‘Blues’ picks up on threads explored in Amiri Baraka’s 1963 text ‘Blues People’, which explores the how the history and musical traditions of Black Americans are intertwined, and the implications of creating a culture in a land that isn’t one’s own.
‘Blues’ follows on from ‘Darkwater’, a response to W.E.B. Dubois’ partly autobiographical work from 1920 of the same name, and ‘Black Metamorphosis’, a take on Syl Wynter’s unpublished 900-page manuscript on the Black experience in the West.
Read this next: Dweller festival is reclaiming techno’s Black heritage

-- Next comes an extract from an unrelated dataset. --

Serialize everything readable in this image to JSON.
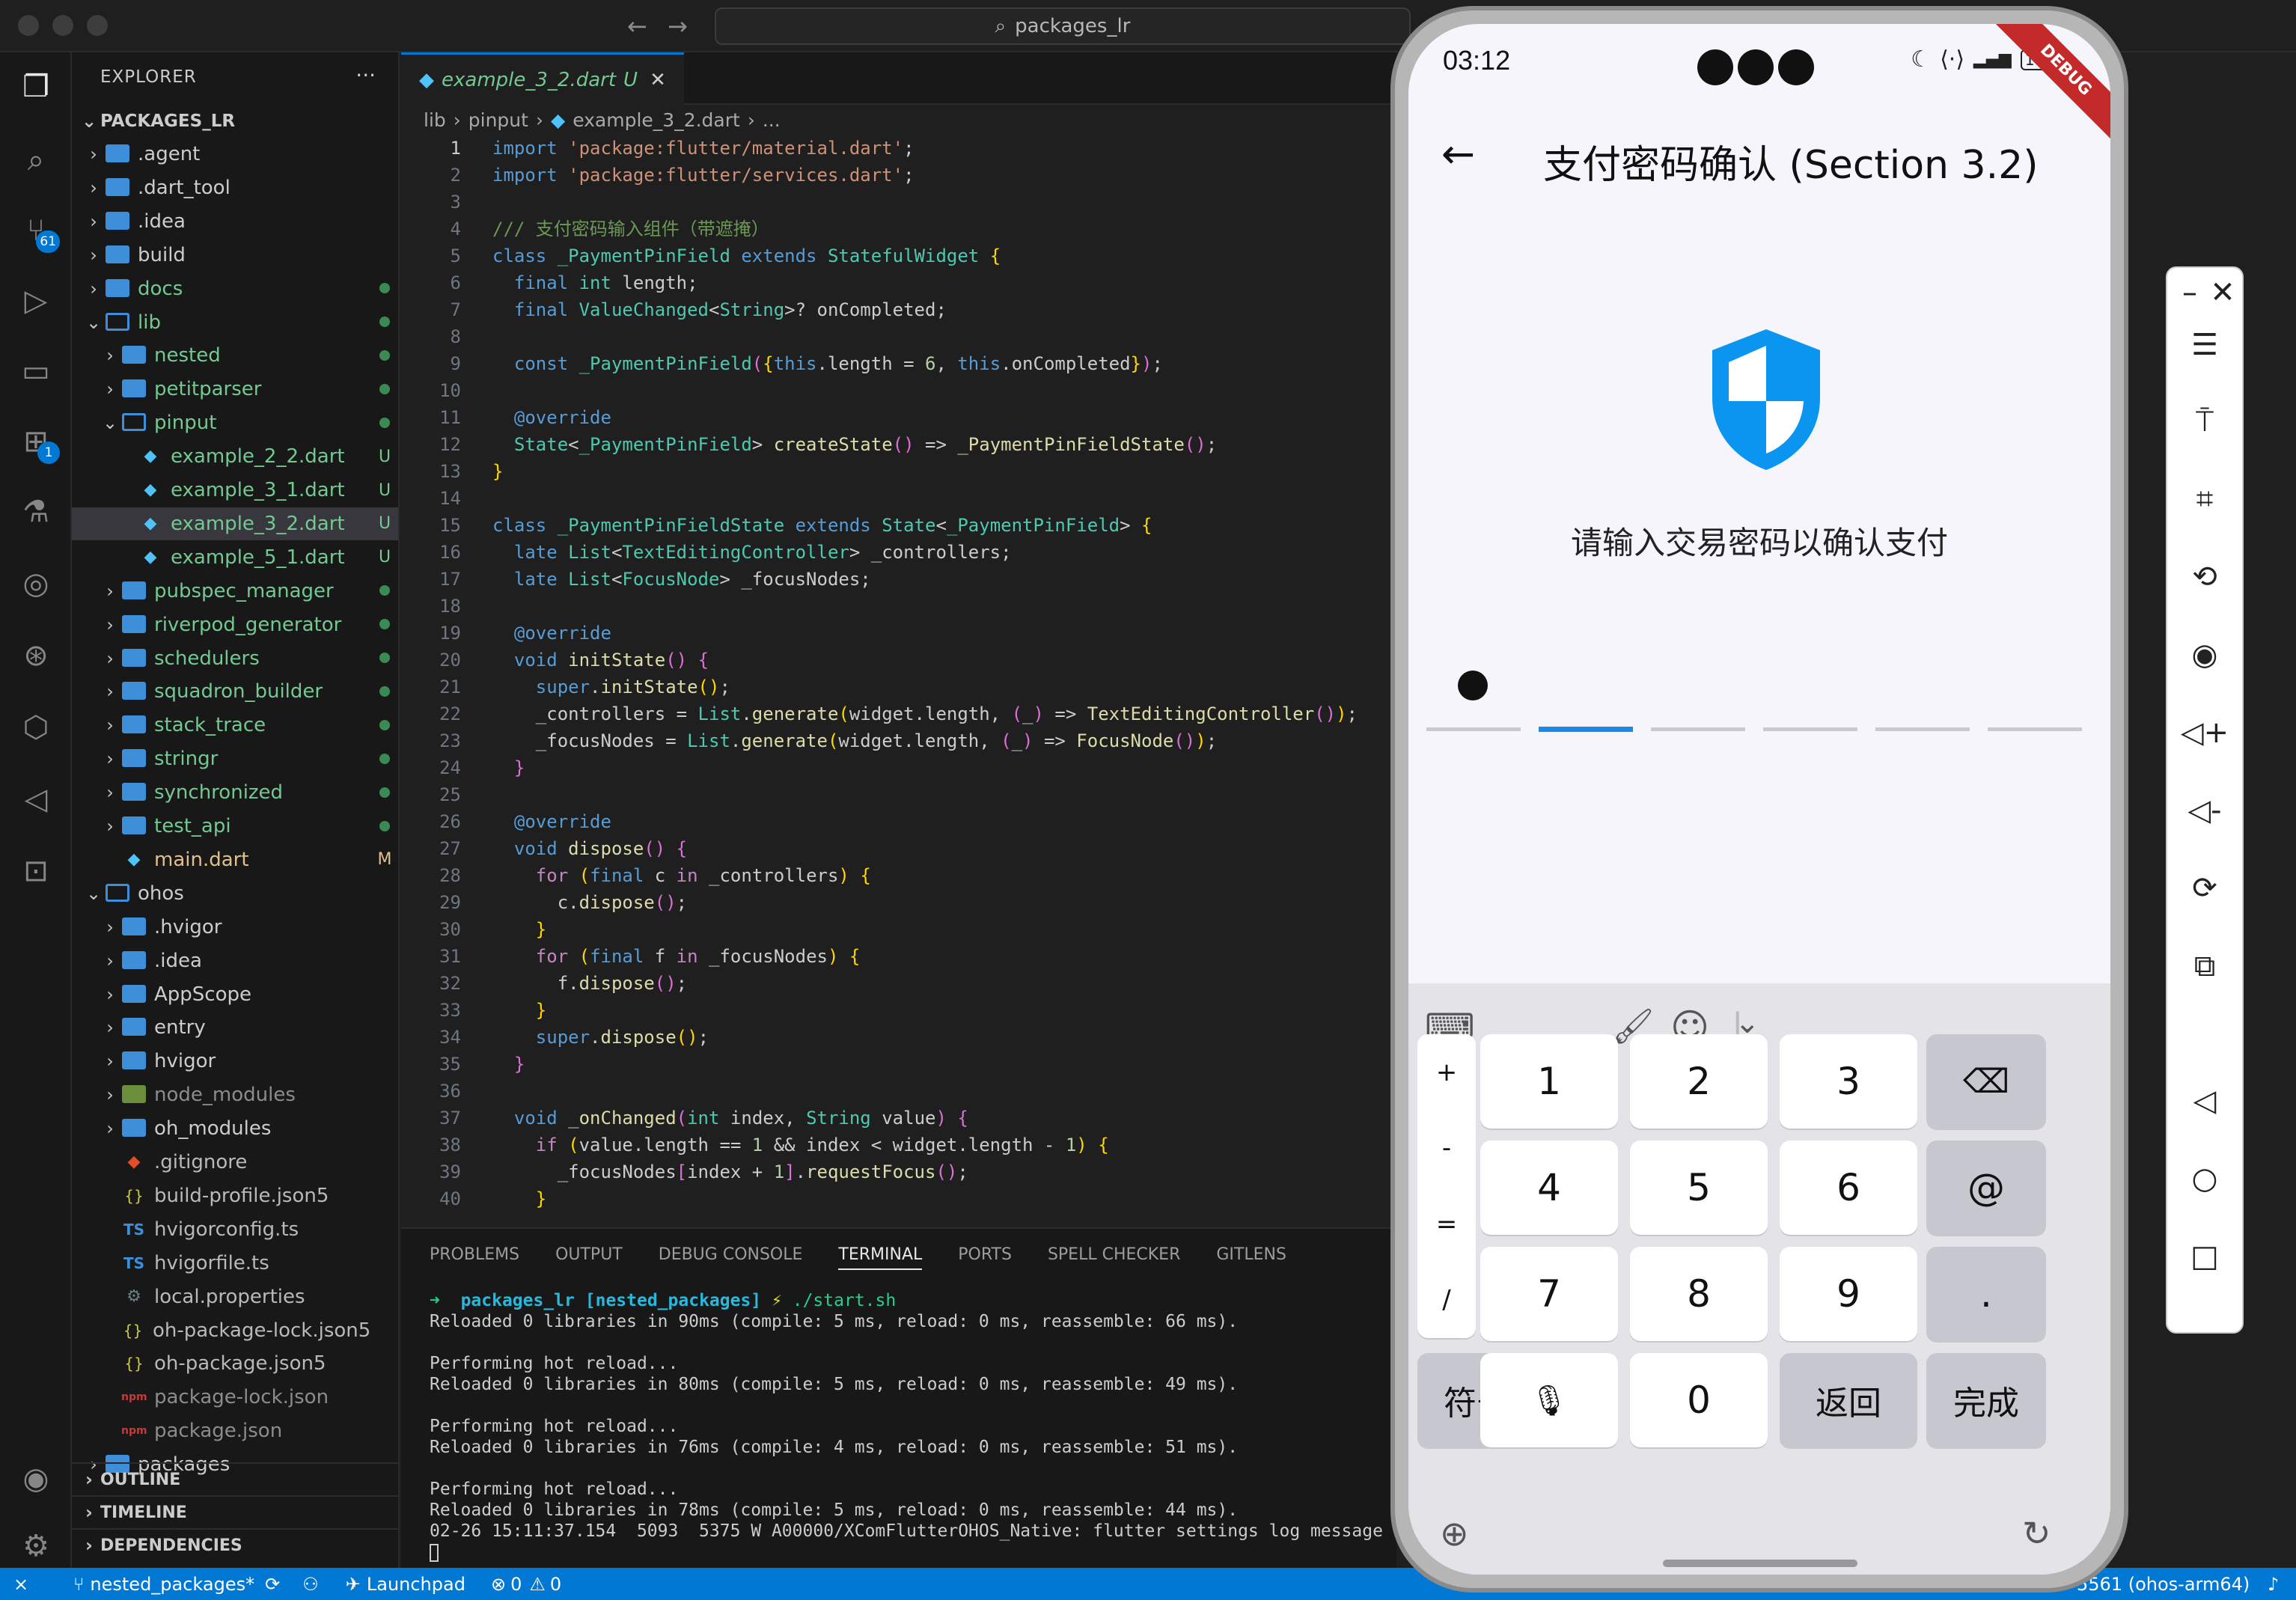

As an album, ‘Blues’ is vast in scope, employing field recordings, snippets of vocal samples, and ambient chords to create a seemingly never-ending sonic landscape. It’s a touching meditation on the displacement of Black people to the West and, as noted in the press release, a vigorous examination of the ‘ways in which African aesthetics are forced to permutate in the margins and the in-between spaces, and what transformative potential lies outside the margins, on the outskirts of normative existence, in the “liminal zones”.’
Fofana is currently based in Berlin. He has previously exhibited at the Venice Biennale in 2017, and his work is heavily tied in with his exploration of Black Western identity.
Buy ‘Blues’ here.
Jemima Skala is Mixmag’s Weekend Editor. Follow her on TwitterRead this next: Get the best of Mixmag direct to your Facebook DMs